Ultimately, Kammen emphasizes that there is no one-size-fits-all solution. In addition to population density, other important factors in measuring the household carbon footprint include the carbon-intensity of electricity production, energy prices, and weather and those factors vary considerably across the U.S. In California, for example, motor vehicles account for 30 percent of household carbon footprints, while just six percent comes from electricity. In areas that rely heavily on coal-fired power plants to meet their electricity needs, such as the Midwest and much of the South, that number is significantly higher.
While the most effective set of policies will vary across the country, the real lesson is that cities need to take a holistic approach as they tailor their greenhouse gas emissions reduction strategies. “Places in the country that have developed holistic pictures do much better, and by that I mean, it’s not just do I live in a home that has solar panels on the roof and then use mass transit, but everything I purchase comes to me and there’s carbon associated with that,” said Kammen.
In California, many cities are developing carbon budgets in an attempt to identify and address some of the more complex sources of greenhouse gas emissions. Kammen and Jones run a program that seeks to identify the California cities with the lowest carbon footprint per capita and found that the municipalities that pursue an integrated approach have the most success. “In the near-term we need these integrated policies and in the long-term, we need these policies plus cap-and-trade with a significant carbon price, but you can’t rely on one — things come and go,” Kammen explained.
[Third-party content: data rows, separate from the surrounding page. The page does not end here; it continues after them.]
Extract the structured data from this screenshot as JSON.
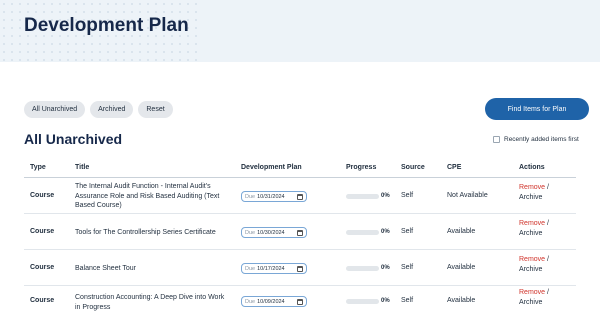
{
  "page": {
    "title": "Development Plan"
  },
  "filters": {
    "all_unarchived": "All Unarchived",
    "archived": "Archived",
    "reset": "Reset"
  },
  "find_button": "Find Items for Plan",
  "section_title": "All Unarchived",
  "recent_label": "Recently added items first",
  "columns": [
    "Type",
    "Title",
    "Development Plan",
    "Progress",
    "Source",
    "CPE",
    "Actions"
  ],
  "due_label": "Due",
  "rows": [
    {
      "type": "Course",
      "title": "The Internal Audit Function - Internal Audit's Assurance Role and Risk Based Auditing (Text Based Course)",
      "due_date": "10/31/2024",
      "progress": 0,
      "progress_text": "0%",
      "source": "Self",
      "cpe": "Not Available",
      "remove": "Remove",
      "sep": " /",
      "archive": "Archive"
    },
    {
      "type": "Course",
      "title": "Tools for The Controllership Series Certificate",
      "due_date": "10/30/2024",
      "progress": 0,
      "progress_text": "0%",
      "source": "Self",
      "cpe": "Available",
      "remove": "Remove",
      "sep": " /",
      "archive": "Archive"
    },
    {
      "type": "Course",
      "title": "Balance Sheet Tour",
      "due_date": "10/17/2024",
      "progress": 0,
      "progress_text": "0%",
      "source": "Self",
      "cpe": "Available",
      "remove": "Remove",
      "sep": " /",
      "archive": "Archive"
    },
    {
      "type": "Course",
      "title": "Construction Accounting: A Deep Dive into Work in Progress",
      "due_date": "10/09/2024",
      "progress": 0,
      "progress_text": "0%",
      "source": "Self",
      "cpe": "Available",
      "remove": "Remove",
      "sep": " /",
      "archive": "Archive"
    }
  ],
  "colors": {
    "brand": "#1f63a8",
    "title": "#16284a",
    "remove": "#d0342c",
    "header_bg": "#edf3f8"
  },
  "icons": {
    "calendar": "calendar-icon",
    "checkbox": "checkbox-icon"
  }
}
By providing tools that enable people to easily calculate their own carbon footprint and then compare that with the average household carbon footprint in their area, Kammen and Jones hope to empower people to make adjustments to their carbon footprint and take action to address climate change, in addition to cities and states. “People need to act within their own spheres of influence, where they feel they can make the most difference,” Jones said. “We hope the information provided in these tools will help individuals, organizations and cities understand what makes the most impact locally and to enable more tailored climate strategies.”
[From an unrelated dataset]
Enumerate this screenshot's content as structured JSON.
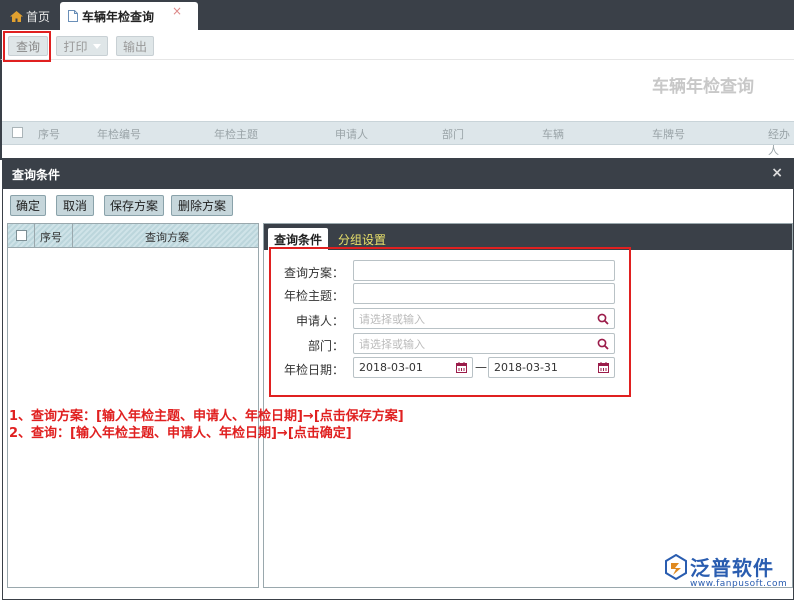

The next steps for Kammen and Jones? First, adding even more detail to their model to better understand the impact of individual actions. “Right now crate and shipping is the fastest-growing component of emissions … energy use for homes hasn’t been growing that much because we’re somewhat close to the recession but everyone is doing e-shopping and things, so we want to understand that footprint.” And second, taking their model internationally. “A lot of goods produced in China are consumed in the U.S. and so while the actual greenhouse gas emissions for the iPhone I’m talking to you on took place in China where it was built, I’m using it here, so really those emissions are part of my embedded footprint here.”